Work item
The number of lines holding the string "Sunset" is all that is wanted; count them in the records below.

Records supplied
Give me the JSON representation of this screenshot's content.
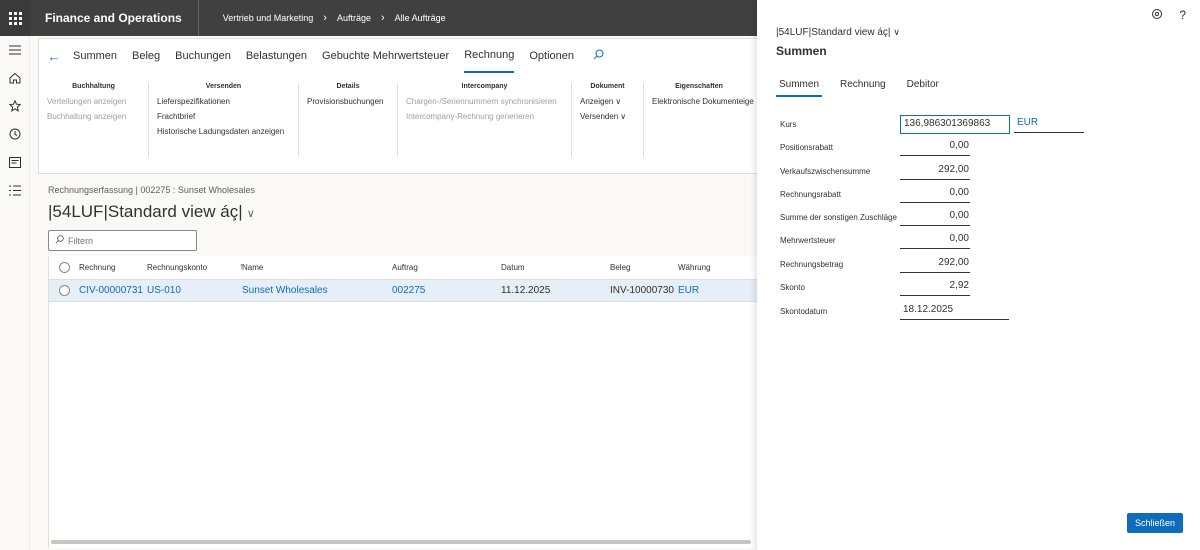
{
  "topbar": {
    "app_title": "Finance and Operations",
    "breadcrumb": [
      "Vertrieb und Marketing",
      "Aufträge",
      "Alle Aufträge"
    ]
  },
  "actionpane": {
    "tabs": [
      "Summen",
      "Beleg",
      "Buchungen",
      "Belastungen",
      "Gebuchte Mehrwertsteuer",
      "Rechnung",
      "Optionen"
    ],
    "active_tab": "Rechnung",
    "groups": {
      "buchhaltung": {
        "title": "Buchhaltung",
        "items": [
          "Verteilungen anzeigen",
          "Buchhaltung anzeigen"
        ]
      },
      "versenden": {
        "title": "Versenden",
        "items": [
          "Lieferspezifikationen",
          "Frachtbrief",
          "Historische Ladungsdaten anzeigen"
        ]
      },
      "details": {
        "title": "Details",
        "items": [
          "Provisionsbuchungen"
        ]
      },
      "intercompany": {
        "title": "Intercompany",
        "items": [
          "Chargen-/Seriennummern synchronisieren",
          "Intercompany-Rechnung generieren"
        ]
      },
      "dokument": {
        "title": "Dokument",
        "items": [
          "Anzeigen",
          "Versenden"
        ]
      },
      "eigenschaften": {
        "title": "Eigenschaften",
        "items": [
          "Elektronische Dokumenteige"
        ]
      }
    }
  },
  "page": {
    "breadcrumb": "Rechnungserfassung  |  002275 : Sunset Wholesales",
    "view_title": "|54LUF|Standard view áç|",
    "filter_placeholder": "Filtern"
  },
  "grid": {
    "columns": [
      "Rechnung",
      "Rechnungskonto",
      "Name",
      "Auftrag",
      "Datum",
      "Beleg",
      "Währung"
    ],
    "rows": [
      [
        "CIV-00000731",
        "US-010",
        "Sunset Wholesales",
        "002275",
        "11.12.2025",
        "INV-10000730",
        "EUR"
      ]
    ]
  },
  "panel": {
    "subtitle": "|54LUF|Standard view áç|",
    "title": "Summen",
    "tabs": [
      "Summen",
      "Rechnung",
      "Debitor"
    ],
    "fields": {
      "kurs": {
        "label": "Kurs",
        "value": "136,986301369863",
        "currency": "EUR"
      },
      "positionsrabatt": {
        "label": "Positionsrabatt",
        "value": "0,00"
      },
      "verkaufszwischensumme": {
        "label": "Verkaufszwischensumme",
        "value": "292,00"
      },
      "rechnungsrabatt": {
        "label": "Rechnungsrabatt",
        "value": "0,00"
      },
      "sonstige_zuschlaege": {
        "label": "Summe der sonstigen Zuschläge",
        "value": "0,00"
      },
      "mehrwertsteuer": {
        "label": "Mehrwertsteuer",
        "value": "0,00"
      },
      "rechnungsbetrag": {
        "label": "Rechnungsbetrag",
        "value": "292,00"
      },
      "skonto": {
        "label": "Skonto",
        "value": "2,92"
      },
      "skontodatum": {
        "label": "Skontodatum",
        "value": "18.12.2025"
      }
    },
    "close_label": "Schließen"
  },
  "icons": {
    "app_launcher": "waffle-icon",
    "menu": "hamburger-icon",
    "home": "home-icon",
    "favorites": "star-icon",
    "recent": "clock-icon",
    "workspaces": "workspace-icon",
    "modules": "list-icon",
    "settings": "settings-icon",
    "help": "help-icon"
  }
}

Solution
2